Most recall the devastation of Hurricane’s Katrina and Sandy, can the same be said for Winter Storm Jonas or Nemo from 2013? Time will tell, certainly it’s easier to recall Nemo as opposed to the ‘February 2013 nor-easter’.

Next up is Petros. What do you think?

Wednesday, February 3, 2016

Action Alert: Share feedback on new SIMA Mission, Vision and Core Values



‘Last November, the board took a major step in redefining a Mission, Vision, Core Values and a strategic plan for SIMA. We hope that these new tools will take all of us into the future with confidence and a realistic plan for success.’

Take action now:
  • Share your feedback with Martin@sima.org or in the comment section below on our new Mission, Vision and Core Values.
By Justin Gamester, CSP
I remember getting my start with SIMA over 10 years ago, when I joined the Membership committee. My experiences working as a volunteer helped me get involved in the association and start to see the bigger picture for my industry. Little did I know that I would be sitting here as incoming board chair in 2016. The thought had not crossed my mind by any means.
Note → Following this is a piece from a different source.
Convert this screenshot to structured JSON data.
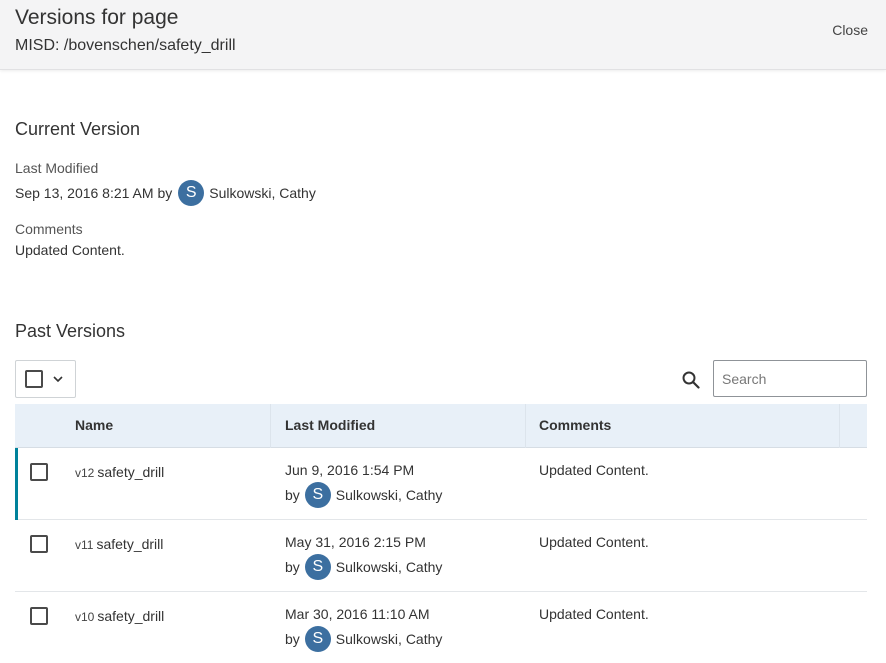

It’s been fun and rewarding to watch the association and its membership grow and become more professional. I personally have benefited a great deal from the time spent with my friends and colleagues in the industry. I won’t say that it’s always been smooth sailing; there have been some bumps in the road for SIMA. We’ve launched projects that have failed; we’ve analyzed some things to death to be honest. But each time the association has come against a challenge, the volunteers and staff have pushed hard and made the tough choices to help SIMA thrive. And we have made significant progress in our educational offerings and resources to members and industry suppliers. We are now poised to take some serious steps as an organization to help influence major challenges and issues we all face as snow professionals.
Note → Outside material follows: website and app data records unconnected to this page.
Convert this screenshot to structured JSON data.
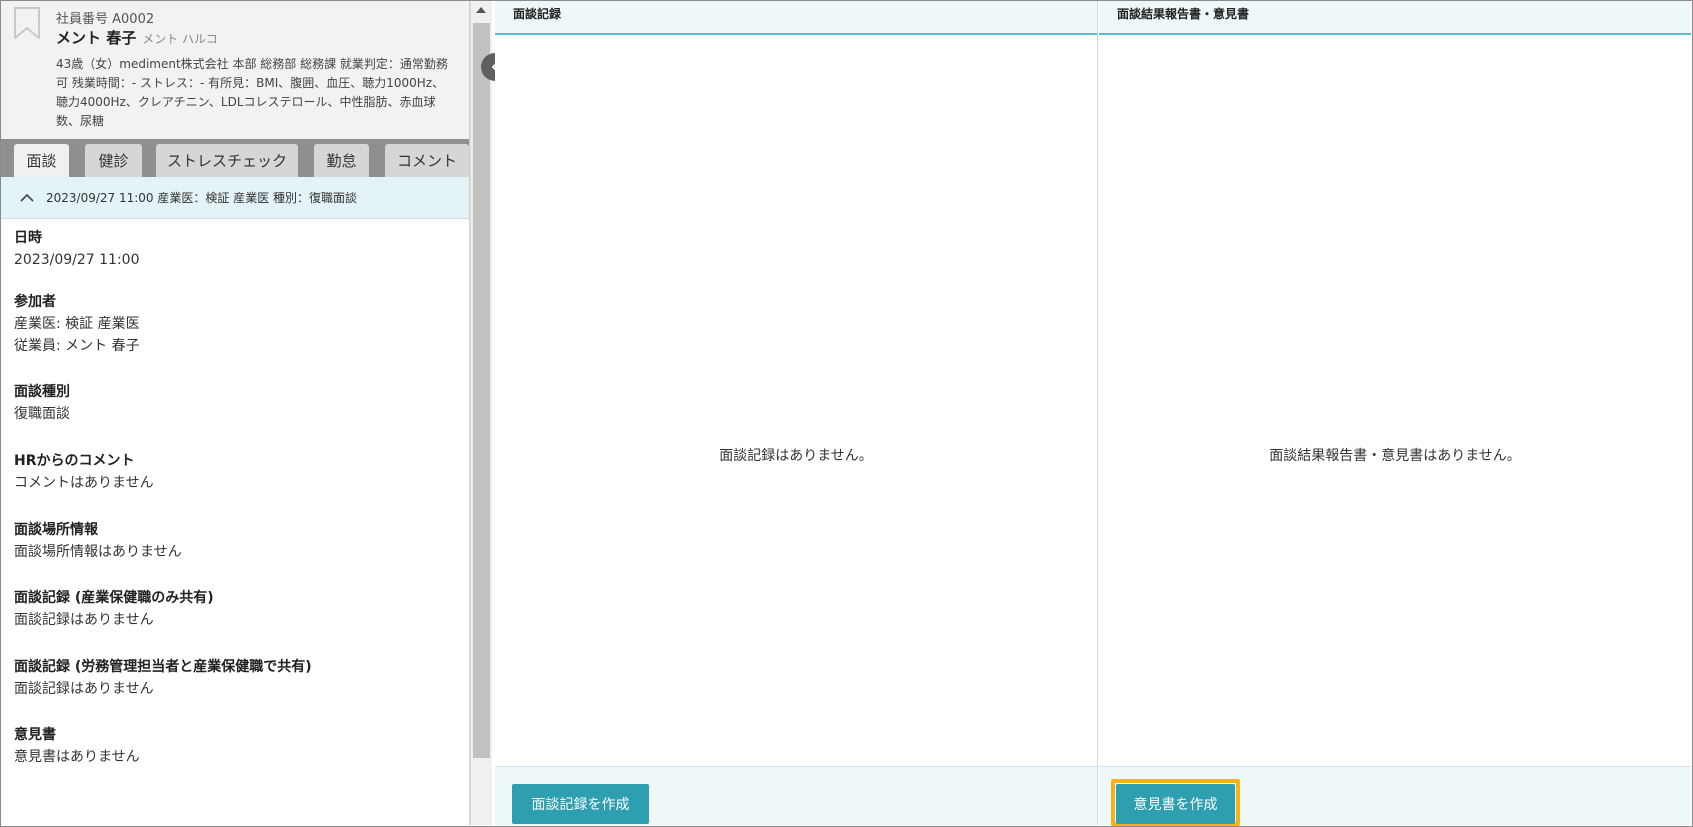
{
  "profile": {
    "employee_no": "社員番号 A0002",
    "name": "メント 春子",
    "name_kana": "メント ハルコ",
    "detail": "43歳（女）mediment株式会社 本部 総務部 総務課 就業判定：通常勤務可 残業時間：- ストレス：- 有所見：BMI、腹囲、血圧、聴力1000Hz、聴力4000Hz、クレアチニン、LDLコレステロール、中性脂肪、赤血球数、尿糖"
  },
  "tabs": [
    {
      "label": "面談",
      "active": true
    },
    {
      "label": "健診",
      "active": false
    },
    {
      "label": "ストレスチェック",
      "active": false
    },
    {
      "label": "勤怠",
      "active": false
    },
    {
      "label": "コメント",
      "active": false
    }
  ],
  "meeting_summary": "2023/09/27 11:00  産業医：検証 産業医  種別：復職面談",
  "details": [
    {
      "title": "日時",
      "values": [
        "2023/09/27 11:00"
      ]
    },
    {
      "title": "参加者",
      "values": [
        "産業医: 検証 産業医",
        "従業員: メント 春子"
      ]
    },
    {
      "title": "面談種別",
      "values": [
        "復職面談"
      ]
    },
    {
      "title": "HRからのコメント",
      "values": [
        "コメントはありません"
      ]
    },
    {
      "title": "面談場所情報",
      "values": [
        "面談場所情報はありません"
      ]
    },
    {
      "title": "面談記録 (産業保健職のみ共有)",
      "values": [
        "面談記録はありません"
      ]
    },
    {
      "title": "面談記録 (労務管理担当者と産業保健職で共有)",
      "values": [
        "面談記録はありません"
      ]
    },
    {
      "title": "意見書",
      "values": [
        "意見書はありません"
      ]
    }
  ],
  "record_column": {
    "header": "面談記録",
    "empty_text": "面談記録はありません。",
    "button_label": "面談記録を作成"
  },
  "report_column": {
    "header": "面談結果報告書・意見書",
    "empty_text": "面談結果報告書・意見書はありません。",
    "button_label": "意見書を作成"
  },
  "colors": {
    "accent": "#2e9fb0",
    "highlight": "#f5b21a"
  }
}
Growing pains
As an entity, the association has grown significantly and has seen its share of growing pains. The industry is challenged, with pressure on pricing, higher service demands, more educated buyers and more. The board and staff have struggled with how to prioritize the many issues facing you in snow so that we could focus on the areas where we could have a true and lasting impact. Last November, the board took a major step in redefining a Mission, Vision, Core Values and a strategic plan for SIMA:
  • Mission: Empowering snow & ice management for success.
  • Vision: We fight for the industry to be one of the most valued professions in the world, ensuring that snow & ice management services are never taken for granted.
  • Core Values: Sustainability, Innovation, Service, Quality, Trust, Passion
We hope that these new tools will take all of us into the future with confidence and a realistic plan for success.
It wasn’t easy to get a group of business owners and entrepreneurs together to reflect on success and build a solid foundation for the future. After much discussion, some disagreement and a lot of collaboration, we created the new and needed direction for the association. We hope that this will engage all of you in the industry to work with us to elevate our profession, train our people and grow in snow.

Positive outcomes
Our new plan has helped us make some hard choices, and we are losing a few programs along the way. But with all loss comes opportunity, and we are excited to see the association focus strongly on best practices, consumer outreach, credentials, research and education moving forward. We value your feedback as we try to move the needle in ways that help elevate us all. Please share your thoughts with me any time at jgamester@piscataqualandscaping.com.

Justin Gamester is Vice Chair of the SIMA Board of Directors and Vice President of Piscataqua Landscaping & Tree Service in Eliot, ME.